(Reuters) – Britain threatened to introduce more durable regulation for pre-paid funerals on Friday, saying it believed some suppliers weren’t treating grieving households pretty, an announcement that despatched shares in funeral companies company Dignity Plc (DTY.L) down sharply.
The government mentioned the $2.65 billion (2 billion kilos) business’s self-regulatory framework is probably not ample, including that it was “appalled” by some gross sales practices. It would contemplate asking the Financial Conduct Authority to supervise the sector.
Dignity and Co-op Funeralcare – a part of mutually-owned Co-Operative Group (42TE.L) – dominate the market in Britain. Their affords embrace pre-paid funeral plans that allow prospects pay for a funeral on the market worth on the time of settlement.
Britain’s Competition and Markets Authority, conducting a separate investigation into the sector, mentioned the common price of a funeral was practically three,800 kilos in 2017, with these on the bottom incomes doubtlessly spending as much as one third of their annual earnings on a funeral.
Extra prices pile as much as one other 2,000 kilos, leaving many individuals involved about taking up debt.
The CMA mentioned it might examine whether or not the knowledge supplied by funeral administrators on costs and companies was clear sufficient for folks to have the ability to select the best choice. It can even have a look at how costs have modified.
The rising degree of cremation charges can be thought of as a part of the overview, with cremations now estimated to account for round 75 % of all funerals, the regulator added.
Shares of Dignity, Britain’s largest listed funeral service supplier, fell as a lot as 14 %, setting them on track for his or her worst day because the company mentioned in January it might reduce costs for a few of its companies.
Both Dignity and The Co-operative Group welcomed the news and mentioned that they had each beforehand known as for extra transparency.
“As part of our support for these reviews, we expect to share the work we have already collated to support the calls for regulation we have been making for some time,” Dignity’s CEO Mike McCollum mentioned.
Brokerage Peel Hunt, nevertheless, mentioned the overview got here at a nasty time for Dignity, because it trials new worth fashions.
“The outcome may just be greater visibility on pricing, but this will be unhelpful for Dignity given its current premium pricing,” it mentioned, maintaining a “hold” score on the stock.
The Co-operative group mentioned it has launched new merchandise and initiatives to assist deal with funeral affordability.
Demand for funeral plans has grown considerably in recent times, with annual gross sales greater than tripling between 2006 and 2017, the government mentioned.
“I’m appalled by the lengths that some dishonest salesmen have gone to in order to sell a funeral plan,” mentioned John Glen, financial secretary to the Treasury.

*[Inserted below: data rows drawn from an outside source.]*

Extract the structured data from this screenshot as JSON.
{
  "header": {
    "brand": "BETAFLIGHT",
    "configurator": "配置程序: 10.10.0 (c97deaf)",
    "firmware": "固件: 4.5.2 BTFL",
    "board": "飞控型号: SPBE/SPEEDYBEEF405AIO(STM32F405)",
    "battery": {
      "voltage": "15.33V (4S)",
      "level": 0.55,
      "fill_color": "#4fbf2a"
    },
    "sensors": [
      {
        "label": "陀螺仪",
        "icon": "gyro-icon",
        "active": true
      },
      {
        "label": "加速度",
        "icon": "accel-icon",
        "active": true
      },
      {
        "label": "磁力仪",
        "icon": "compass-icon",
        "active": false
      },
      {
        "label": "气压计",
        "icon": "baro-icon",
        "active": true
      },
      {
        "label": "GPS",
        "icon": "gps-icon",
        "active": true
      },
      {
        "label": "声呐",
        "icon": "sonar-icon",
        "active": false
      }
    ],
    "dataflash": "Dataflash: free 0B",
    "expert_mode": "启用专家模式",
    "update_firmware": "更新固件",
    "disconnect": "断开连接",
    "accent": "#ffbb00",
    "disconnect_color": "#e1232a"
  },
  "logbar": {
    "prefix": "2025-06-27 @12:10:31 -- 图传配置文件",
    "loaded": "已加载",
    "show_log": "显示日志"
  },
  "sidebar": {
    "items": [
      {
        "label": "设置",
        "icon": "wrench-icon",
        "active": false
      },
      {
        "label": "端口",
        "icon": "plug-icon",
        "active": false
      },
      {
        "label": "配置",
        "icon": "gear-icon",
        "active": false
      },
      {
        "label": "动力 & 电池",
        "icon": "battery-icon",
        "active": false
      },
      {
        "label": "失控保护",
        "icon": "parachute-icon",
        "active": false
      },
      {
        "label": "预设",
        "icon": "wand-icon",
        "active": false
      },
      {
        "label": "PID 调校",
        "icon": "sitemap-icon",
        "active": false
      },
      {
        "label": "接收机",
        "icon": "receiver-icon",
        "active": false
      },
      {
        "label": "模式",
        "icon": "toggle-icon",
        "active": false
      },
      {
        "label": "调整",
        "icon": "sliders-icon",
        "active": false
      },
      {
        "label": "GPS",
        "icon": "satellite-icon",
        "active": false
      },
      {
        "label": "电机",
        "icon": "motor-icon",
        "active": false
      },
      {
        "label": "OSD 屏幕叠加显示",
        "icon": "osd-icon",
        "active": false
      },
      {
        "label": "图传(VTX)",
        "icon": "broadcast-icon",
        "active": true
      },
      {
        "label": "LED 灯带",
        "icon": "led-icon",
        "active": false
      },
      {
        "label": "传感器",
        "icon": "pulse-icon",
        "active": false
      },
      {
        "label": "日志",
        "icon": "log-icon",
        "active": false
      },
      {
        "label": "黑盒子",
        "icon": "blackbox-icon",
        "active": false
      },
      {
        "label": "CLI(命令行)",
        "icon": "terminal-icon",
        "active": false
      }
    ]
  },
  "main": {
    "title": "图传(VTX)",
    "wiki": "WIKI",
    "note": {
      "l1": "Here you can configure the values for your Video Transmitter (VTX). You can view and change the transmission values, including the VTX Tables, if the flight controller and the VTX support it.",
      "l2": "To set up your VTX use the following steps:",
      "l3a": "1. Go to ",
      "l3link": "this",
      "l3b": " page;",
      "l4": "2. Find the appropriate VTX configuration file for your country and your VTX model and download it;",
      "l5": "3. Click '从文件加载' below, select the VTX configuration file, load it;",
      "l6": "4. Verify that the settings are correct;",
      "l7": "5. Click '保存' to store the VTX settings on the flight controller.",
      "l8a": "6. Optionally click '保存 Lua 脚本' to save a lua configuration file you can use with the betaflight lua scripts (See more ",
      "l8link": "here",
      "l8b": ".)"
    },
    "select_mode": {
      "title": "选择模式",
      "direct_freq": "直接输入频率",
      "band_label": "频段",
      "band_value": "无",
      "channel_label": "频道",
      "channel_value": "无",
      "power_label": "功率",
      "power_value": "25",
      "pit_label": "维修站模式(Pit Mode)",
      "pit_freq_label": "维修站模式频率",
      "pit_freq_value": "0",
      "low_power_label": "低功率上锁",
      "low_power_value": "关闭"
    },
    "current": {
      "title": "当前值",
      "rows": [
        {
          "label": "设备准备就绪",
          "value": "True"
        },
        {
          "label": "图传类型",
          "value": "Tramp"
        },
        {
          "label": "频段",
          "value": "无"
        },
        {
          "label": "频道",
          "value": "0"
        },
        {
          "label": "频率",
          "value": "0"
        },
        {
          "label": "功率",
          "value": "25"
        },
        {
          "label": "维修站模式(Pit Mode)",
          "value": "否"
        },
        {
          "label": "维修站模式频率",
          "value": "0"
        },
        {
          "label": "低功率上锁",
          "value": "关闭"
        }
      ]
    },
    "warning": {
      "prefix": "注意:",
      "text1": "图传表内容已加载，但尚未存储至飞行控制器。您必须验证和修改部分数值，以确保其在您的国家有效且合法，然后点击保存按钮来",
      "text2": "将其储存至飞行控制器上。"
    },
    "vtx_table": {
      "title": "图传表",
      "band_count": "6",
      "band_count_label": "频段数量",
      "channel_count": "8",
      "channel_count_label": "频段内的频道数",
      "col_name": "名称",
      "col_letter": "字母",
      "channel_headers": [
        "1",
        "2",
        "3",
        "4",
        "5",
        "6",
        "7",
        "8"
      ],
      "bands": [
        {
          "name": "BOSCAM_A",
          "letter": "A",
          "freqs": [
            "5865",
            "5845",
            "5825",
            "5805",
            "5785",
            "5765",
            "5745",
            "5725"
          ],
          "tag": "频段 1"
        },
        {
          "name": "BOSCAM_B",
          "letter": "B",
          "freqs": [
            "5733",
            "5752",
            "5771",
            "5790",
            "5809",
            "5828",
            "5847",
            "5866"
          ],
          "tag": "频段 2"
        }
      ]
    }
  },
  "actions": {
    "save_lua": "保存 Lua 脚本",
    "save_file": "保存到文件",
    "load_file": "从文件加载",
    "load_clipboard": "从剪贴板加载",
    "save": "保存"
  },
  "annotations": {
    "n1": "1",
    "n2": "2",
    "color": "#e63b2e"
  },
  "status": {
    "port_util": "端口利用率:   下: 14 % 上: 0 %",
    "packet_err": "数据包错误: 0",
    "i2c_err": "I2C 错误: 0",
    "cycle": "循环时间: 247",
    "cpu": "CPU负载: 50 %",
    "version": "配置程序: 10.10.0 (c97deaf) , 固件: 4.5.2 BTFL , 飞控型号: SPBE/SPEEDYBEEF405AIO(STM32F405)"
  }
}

“There are thousands of pre-paid funeral plans bought each year, and most providers are fair and legitimate. But tougher regulation will ensure robust standards are enforced for all plan providers, and protect individuals and their families if things go wrong.”
The announcement echoes strikes by the government to clamp down on anti-competitive pricing within the home vitality market and in addition within the provision of high-cost loans, in a bid to guard shoppers at a time of low wage development and rising prices.
Reporting by Arathy S Nair in Bengaluru; Editing by Kate Holton, Georgina Prodhan and Peter Graff